* When we "went out for a drive," that's exactly what we did: drive and drive and drive... I guess Grandad was always looking at the crops. He was a farmer, and I felt like we were driving by pretty much nothing. But, he seemed really interested.
* After our drives in the country, we'd go into town and stop at The Shack, the local diner, or the Dixie Truck Stop. I thought it was wonderful to sit on the stools up by the counter with Grandad. It always seems like everyone knew Grandad, and they'd come up and talk. About farming, mostly. There would always be a lot of teasing, and Grandad's squinty grin would be in full force again. (Of course, his teeth would always be back in by that time! Thankfully!)
* When Grandad wasn't eating, he was usually smoking. I was so used to it at that time that it didn't bother me. But, when I stayed with him, I'd sometimes play with his cigarette wrappers and his carton boxes. Then, when it was time to take out the trash, I'd collect all of them and "help" Grandad carry out the trash to the burning place. He'd let me put papers in the wire holder, but as soon as Grandad got ready to light the trash, he made me go stand up by the house. Even that far away, I'd love to watch the little paper ashes float up in the air.
There are so many memories I have about Grandad, and I loved my visits with him. When I was in early gradeschool, I was excited to see that Grandad showed up at my birthday party... and brought a very special friend. She was extremely kind to all of our family from the start, and eventually, she became my "Grandma Emma." Grandad was smiling widely once again.
Unfortunately, at the end of my gradeschool years, Grandad became very sick with cancer, and he went through a lot of suffering. There were a lot of years when I really wanted to talk to him, ask him about Grandma Dorothy, ask him about the service and WWII, and reminisce about our visits... but he just couldn't. He was either in too much pain or too groggy from the medicine trying to control the pain. In the latter years, he didn't recognize Mom - let alone all of us grandchildren. I prayed I could somehow find a way to take away the pain and help him smile - just as I had tried so hard to do when he was heartsick so many years before. Sadly, he passed away the summer after my freshman year in high school, and so many things were left unspoken.

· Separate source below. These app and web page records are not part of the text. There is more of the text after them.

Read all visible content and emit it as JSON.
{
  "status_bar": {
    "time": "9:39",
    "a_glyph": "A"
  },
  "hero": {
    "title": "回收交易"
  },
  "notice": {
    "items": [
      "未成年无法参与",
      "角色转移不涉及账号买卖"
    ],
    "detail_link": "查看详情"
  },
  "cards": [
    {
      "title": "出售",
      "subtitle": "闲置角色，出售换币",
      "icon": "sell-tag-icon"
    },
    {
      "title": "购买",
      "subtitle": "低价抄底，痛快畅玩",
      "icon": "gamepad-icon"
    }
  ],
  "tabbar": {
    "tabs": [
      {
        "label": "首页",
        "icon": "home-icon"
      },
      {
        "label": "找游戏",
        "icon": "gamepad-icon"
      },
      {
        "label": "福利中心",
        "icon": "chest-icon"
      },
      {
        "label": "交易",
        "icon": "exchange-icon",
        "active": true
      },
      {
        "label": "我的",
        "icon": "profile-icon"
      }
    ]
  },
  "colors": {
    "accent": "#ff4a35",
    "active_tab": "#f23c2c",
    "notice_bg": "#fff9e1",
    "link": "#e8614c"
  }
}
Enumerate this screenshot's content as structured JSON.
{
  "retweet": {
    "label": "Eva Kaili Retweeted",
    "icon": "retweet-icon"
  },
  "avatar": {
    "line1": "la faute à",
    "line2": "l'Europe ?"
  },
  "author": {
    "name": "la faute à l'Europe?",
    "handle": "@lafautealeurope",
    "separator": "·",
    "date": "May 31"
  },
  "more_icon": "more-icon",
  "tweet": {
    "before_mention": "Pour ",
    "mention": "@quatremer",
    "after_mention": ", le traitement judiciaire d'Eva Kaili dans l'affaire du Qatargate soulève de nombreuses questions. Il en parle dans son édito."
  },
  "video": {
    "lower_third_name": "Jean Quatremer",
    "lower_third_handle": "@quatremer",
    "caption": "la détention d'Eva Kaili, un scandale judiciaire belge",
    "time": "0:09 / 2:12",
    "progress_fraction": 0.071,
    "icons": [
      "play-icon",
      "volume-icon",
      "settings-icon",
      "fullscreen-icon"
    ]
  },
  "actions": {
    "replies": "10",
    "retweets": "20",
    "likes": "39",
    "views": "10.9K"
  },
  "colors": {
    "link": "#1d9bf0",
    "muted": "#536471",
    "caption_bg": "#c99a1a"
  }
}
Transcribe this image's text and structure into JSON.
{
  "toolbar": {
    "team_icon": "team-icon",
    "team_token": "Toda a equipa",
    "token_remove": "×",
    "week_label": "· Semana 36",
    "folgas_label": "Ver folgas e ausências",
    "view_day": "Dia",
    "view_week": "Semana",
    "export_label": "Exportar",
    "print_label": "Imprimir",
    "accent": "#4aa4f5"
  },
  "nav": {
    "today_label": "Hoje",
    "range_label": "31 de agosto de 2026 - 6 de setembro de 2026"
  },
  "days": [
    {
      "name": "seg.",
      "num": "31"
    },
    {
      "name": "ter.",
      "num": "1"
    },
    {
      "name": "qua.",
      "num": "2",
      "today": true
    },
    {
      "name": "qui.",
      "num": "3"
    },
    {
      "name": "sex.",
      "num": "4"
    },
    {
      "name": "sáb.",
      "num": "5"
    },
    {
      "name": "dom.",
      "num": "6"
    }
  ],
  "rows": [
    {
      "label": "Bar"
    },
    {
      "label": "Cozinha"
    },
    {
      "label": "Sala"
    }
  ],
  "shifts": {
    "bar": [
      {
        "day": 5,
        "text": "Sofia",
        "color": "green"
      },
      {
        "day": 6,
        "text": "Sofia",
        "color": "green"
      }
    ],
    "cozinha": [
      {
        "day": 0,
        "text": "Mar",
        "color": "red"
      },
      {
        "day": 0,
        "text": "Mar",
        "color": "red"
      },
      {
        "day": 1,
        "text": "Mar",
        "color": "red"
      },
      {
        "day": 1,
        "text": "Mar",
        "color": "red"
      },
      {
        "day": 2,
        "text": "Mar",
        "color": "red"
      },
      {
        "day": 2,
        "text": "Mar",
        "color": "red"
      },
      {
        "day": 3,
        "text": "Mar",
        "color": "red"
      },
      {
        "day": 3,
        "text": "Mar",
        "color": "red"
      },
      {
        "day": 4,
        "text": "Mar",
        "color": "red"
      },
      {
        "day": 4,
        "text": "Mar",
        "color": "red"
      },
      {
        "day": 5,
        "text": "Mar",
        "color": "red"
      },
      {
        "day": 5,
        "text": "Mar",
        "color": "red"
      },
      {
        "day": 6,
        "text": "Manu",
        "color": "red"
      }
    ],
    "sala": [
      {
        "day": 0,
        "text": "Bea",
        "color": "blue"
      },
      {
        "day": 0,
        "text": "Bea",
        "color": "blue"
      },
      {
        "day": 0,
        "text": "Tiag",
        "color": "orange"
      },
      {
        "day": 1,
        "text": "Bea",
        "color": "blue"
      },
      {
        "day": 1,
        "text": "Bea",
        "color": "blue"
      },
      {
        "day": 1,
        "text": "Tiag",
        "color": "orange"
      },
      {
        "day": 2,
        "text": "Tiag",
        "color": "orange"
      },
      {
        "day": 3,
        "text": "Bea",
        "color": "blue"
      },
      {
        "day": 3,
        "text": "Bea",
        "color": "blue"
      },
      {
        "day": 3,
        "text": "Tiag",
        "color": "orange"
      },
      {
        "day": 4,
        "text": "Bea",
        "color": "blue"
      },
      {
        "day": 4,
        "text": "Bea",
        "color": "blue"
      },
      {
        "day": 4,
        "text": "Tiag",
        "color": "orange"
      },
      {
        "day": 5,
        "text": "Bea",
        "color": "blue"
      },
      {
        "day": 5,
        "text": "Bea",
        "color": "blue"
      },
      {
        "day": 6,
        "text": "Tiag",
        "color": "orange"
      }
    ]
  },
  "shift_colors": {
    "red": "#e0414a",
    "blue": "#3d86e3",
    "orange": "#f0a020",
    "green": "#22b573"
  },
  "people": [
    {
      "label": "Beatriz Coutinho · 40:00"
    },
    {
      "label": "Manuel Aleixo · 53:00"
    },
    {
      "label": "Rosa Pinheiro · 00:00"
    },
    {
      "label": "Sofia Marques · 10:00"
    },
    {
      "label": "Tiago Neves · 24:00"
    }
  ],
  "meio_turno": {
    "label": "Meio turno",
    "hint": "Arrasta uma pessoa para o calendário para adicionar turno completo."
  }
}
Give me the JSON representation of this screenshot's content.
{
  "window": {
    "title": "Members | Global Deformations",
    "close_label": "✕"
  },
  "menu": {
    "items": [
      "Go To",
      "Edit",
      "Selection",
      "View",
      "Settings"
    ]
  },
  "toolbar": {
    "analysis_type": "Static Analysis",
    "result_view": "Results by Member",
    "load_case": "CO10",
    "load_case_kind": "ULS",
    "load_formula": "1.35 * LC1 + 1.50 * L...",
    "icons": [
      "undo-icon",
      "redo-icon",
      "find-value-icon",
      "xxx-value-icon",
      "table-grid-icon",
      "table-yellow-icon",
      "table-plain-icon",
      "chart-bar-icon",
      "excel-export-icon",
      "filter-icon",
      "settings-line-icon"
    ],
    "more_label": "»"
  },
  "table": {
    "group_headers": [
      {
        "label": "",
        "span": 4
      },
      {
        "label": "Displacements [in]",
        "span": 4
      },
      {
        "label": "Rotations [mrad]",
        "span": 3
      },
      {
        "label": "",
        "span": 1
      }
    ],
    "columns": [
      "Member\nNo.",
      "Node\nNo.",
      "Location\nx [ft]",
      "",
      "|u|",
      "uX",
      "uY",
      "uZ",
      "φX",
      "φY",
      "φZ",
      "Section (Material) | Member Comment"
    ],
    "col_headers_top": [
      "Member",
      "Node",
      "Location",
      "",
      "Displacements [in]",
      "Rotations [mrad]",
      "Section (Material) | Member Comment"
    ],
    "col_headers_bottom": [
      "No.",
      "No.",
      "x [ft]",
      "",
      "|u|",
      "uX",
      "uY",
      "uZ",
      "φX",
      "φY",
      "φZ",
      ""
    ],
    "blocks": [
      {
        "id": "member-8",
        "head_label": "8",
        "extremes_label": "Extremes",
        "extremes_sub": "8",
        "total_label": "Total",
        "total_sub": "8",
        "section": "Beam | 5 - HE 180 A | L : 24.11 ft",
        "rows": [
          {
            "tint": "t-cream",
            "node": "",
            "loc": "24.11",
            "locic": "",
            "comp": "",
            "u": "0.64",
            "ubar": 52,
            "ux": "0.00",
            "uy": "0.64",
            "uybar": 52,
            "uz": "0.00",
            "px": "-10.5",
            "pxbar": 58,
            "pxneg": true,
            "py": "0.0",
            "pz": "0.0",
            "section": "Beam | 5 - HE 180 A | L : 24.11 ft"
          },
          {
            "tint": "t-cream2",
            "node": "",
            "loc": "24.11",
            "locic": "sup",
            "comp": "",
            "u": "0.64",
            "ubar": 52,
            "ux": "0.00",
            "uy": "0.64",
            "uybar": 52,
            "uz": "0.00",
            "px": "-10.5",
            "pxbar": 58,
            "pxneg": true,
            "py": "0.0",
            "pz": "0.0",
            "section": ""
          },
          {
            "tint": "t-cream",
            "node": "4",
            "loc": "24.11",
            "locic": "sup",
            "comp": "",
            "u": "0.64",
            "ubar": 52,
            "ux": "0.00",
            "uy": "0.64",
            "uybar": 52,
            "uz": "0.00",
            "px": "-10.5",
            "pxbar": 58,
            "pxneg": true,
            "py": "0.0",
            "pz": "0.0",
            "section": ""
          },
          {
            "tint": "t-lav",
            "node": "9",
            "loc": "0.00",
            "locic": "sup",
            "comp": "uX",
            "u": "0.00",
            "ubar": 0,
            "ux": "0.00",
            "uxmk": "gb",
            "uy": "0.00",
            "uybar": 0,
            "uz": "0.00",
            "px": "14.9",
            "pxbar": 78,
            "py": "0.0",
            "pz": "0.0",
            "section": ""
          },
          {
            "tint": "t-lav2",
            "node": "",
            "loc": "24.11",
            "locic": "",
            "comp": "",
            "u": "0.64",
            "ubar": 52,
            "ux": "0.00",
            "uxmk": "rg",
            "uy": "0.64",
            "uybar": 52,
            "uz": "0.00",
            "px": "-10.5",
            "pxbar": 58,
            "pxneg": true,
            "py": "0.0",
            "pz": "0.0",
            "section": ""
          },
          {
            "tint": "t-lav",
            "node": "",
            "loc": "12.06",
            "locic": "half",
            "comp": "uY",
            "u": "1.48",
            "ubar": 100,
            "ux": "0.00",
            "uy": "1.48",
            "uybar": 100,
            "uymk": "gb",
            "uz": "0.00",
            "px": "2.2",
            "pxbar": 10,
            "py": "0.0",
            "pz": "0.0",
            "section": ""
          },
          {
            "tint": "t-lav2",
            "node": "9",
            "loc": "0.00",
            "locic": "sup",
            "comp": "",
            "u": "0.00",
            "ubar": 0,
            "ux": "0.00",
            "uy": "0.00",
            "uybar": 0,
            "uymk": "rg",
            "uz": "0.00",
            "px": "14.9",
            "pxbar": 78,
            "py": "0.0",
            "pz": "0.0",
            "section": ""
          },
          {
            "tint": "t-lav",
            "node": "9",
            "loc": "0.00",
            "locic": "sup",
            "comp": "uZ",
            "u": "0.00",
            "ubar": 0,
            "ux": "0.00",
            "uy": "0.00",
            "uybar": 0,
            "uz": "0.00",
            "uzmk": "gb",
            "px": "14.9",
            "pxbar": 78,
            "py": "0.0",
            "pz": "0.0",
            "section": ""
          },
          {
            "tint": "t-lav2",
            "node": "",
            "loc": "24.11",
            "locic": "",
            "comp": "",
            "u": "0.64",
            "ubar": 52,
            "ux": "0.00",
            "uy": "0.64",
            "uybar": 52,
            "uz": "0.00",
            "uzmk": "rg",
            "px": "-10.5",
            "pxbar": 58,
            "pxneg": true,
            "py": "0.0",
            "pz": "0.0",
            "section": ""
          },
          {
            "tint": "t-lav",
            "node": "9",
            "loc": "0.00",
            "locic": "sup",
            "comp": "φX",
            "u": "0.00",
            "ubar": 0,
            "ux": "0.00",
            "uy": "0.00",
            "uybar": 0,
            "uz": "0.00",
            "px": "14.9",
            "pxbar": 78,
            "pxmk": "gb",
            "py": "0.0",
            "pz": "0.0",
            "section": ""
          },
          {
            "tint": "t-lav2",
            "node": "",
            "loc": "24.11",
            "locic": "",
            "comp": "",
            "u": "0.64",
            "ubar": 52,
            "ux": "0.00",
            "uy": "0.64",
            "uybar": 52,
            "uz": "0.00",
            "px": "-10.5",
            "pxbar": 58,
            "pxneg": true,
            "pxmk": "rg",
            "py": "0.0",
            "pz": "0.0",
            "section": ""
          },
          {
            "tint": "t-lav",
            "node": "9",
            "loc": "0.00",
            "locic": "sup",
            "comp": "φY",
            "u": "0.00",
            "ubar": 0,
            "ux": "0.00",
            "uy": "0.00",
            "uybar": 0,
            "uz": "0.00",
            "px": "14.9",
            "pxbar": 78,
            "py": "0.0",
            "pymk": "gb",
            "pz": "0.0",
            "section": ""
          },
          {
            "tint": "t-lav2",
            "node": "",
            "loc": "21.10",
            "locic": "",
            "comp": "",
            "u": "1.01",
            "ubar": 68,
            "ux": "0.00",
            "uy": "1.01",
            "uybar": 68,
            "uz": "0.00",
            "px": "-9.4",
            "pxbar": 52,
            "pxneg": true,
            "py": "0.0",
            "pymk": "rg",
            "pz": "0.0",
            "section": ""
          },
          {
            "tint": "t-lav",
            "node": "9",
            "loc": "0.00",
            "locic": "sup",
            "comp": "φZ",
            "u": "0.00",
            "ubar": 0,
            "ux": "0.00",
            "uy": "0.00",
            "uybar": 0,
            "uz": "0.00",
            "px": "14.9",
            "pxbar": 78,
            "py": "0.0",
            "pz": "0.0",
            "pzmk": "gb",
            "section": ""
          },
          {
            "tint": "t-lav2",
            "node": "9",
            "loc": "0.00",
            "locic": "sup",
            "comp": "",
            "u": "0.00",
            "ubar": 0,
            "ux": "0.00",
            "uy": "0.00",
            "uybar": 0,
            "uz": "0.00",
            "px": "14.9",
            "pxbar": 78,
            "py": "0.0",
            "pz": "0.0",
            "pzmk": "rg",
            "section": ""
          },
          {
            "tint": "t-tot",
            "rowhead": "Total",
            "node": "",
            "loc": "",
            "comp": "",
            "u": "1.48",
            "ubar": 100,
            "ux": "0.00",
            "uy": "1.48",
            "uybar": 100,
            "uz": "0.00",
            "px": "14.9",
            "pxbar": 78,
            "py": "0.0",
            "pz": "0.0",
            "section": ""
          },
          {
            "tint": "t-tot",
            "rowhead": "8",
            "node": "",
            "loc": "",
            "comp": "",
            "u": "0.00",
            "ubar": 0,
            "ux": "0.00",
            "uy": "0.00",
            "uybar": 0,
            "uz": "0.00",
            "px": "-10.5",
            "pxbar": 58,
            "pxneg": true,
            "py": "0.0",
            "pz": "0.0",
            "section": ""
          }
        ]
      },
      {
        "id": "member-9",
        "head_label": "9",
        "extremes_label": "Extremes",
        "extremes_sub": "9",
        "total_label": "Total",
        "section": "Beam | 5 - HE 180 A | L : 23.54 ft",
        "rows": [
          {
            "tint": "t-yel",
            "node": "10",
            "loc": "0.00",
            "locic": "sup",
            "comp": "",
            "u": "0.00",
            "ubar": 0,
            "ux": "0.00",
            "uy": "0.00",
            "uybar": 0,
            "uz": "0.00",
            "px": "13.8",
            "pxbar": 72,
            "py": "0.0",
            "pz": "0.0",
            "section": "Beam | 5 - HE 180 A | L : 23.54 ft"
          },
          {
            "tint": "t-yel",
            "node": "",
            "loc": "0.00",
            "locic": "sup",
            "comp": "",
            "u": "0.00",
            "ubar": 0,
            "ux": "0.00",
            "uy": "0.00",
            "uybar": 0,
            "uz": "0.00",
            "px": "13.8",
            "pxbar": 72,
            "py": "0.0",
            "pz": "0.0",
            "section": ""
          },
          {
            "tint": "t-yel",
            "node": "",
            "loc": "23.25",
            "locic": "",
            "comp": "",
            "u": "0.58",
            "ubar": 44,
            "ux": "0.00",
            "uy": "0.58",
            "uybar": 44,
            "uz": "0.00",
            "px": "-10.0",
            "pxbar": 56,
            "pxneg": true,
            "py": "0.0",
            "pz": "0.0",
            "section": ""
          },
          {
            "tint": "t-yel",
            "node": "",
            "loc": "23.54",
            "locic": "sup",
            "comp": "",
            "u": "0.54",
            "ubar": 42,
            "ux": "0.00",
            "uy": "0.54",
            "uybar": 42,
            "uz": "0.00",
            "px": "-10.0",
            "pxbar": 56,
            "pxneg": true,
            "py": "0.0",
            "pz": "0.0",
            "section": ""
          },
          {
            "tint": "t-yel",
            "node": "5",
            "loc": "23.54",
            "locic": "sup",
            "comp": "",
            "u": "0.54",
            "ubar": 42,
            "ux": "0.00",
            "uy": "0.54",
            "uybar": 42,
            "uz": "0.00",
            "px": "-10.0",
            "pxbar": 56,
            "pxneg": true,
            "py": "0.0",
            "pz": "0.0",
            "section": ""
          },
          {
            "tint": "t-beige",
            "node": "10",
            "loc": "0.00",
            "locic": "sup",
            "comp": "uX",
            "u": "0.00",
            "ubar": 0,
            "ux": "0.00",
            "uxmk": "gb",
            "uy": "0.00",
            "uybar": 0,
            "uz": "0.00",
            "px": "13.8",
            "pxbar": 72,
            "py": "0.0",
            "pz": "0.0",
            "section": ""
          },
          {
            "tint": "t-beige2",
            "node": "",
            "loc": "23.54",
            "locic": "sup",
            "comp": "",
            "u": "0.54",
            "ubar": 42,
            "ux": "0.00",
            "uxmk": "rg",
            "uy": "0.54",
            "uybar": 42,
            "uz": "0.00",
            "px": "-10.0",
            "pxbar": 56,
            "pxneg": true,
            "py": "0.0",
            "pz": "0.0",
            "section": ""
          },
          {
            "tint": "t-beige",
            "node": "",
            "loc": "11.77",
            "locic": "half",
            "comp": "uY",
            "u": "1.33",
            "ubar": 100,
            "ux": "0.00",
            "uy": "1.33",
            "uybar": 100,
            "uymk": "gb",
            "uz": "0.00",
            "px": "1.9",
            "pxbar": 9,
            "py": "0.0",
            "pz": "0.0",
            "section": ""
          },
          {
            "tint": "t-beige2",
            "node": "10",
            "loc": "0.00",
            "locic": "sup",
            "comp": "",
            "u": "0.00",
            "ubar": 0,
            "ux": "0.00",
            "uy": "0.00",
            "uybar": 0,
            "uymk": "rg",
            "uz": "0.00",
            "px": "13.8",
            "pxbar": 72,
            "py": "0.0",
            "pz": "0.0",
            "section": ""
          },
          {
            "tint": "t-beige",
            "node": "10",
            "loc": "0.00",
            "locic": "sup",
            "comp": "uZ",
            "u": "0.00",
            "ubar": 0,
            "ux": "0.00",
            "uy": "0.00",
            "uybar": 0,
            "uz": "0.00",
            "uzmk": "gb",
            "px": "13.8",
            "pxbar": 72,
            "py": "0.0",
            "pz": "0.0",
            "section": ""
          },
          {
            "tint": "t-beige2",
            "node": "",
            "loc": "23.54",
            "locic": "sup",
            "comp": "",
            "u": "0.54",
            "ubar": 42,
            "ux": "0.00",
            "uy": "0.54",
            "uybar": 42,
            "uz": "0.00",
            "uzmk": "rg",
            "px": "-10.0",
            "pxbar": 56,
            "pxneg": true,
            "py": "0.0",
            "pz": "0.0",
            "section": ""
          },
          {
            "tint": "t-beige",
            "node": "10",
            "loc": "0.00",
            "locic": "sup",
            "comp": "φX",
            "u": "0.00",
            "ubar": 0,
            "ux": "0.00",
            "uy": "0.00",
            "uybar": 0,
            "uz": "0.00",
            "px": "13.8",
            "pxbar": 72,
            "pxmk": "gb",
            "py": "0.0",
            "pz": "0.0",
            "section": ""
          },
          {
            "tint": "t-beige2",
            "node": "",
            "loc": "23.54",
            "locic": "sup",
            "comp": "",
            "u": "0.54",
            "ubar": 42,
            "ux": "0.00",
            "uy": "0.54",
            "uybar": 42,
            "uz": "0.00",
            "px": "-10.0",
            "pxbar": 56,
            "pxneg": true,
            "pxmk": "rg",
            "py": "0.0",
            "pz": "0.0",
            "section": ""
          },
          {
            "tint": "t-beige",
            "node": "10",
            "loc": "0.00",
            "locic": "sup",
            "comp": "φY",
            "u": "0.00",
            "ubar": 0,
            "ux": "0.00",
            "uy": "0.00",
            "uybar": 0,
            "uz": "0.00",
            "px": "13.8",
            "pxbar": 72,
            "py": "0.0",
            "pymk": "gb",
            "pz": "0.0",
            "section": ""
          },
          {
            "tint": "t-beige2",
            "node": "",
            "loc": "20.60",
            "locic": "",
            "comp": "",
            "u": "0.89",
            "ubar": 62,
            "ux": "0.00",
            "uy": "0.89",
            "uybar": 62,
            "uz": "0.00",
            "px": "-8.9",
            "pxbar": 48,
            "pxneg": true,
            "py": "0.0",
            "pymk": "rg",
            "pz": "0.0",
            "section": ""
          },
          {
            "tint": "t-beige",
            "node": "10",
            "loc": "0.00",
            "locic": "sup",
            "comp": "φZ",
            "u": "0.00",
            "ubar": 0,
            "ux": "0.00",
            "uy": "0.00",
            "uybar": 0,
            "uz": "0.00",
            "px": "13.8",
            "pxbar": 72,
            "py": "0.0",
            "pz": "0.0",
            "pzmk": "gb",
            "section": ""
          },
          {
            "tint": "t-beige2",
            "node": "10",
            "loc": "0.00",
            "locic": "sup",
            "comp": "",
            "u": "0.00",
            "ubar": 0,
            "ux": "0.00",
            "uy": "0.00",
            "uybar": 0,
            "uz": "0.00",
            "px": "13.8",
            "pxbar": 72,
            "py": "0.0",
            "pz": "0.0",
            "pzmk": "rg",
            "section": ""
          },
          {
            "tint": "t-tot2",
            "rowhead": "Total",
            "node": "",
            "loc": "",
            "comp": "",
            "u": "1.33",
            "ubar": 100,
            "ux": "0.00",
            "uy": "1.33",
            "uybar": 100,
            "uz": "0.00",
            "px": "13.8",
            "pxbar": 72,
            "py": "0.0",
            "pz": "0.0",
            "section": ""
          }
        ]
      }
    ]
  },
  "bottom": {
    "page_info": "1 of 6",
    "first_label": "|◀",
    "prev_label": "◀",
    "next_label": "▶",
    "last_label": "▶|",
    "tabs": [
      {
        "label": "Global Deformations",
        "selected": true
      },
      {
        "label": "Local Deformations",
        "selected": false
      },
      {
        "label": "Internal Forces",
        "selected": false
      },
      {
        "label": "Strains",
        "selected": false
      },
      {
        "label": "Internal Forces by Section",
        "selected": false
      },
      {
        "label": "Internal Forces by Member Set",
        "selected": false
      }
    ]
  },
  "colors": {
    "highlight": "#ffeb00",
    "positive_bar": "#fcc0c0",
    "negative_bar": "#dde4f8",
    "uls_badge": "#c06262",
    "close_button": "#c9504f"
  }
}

Because of my recent dabblings in genealogy, I have been blessed to obtain many photos of my family members, and they are wonderful. The photos provide answers to so many questions, but they create questions about even more topics. I love that I've been able to see the not-so-formal pictures. You know, the ones where someone's hair is sticking out a little on one side. Or, a child is crying or someone is experiencing a full belly laugh. I'm able to see someone's hands.... the creases, the strength, the years of hard work. These photos fill in the gaps between the photographer family studio photos that are taken every 5 to 10 years, and in these candid shots, I am able to see the unique family traits that have been transferred down generation by generation. Oftentimes when I see my mom, my brother, or my cousins smile, it reminds me of my Grandad.... and I long to see his grin in person again. Those squinty eyes. The wholehearted laugh. Thankfully, I have these photos to help me remember, and I anxiously wait to see on what family member his grin will materialize next. The eyes tell it all.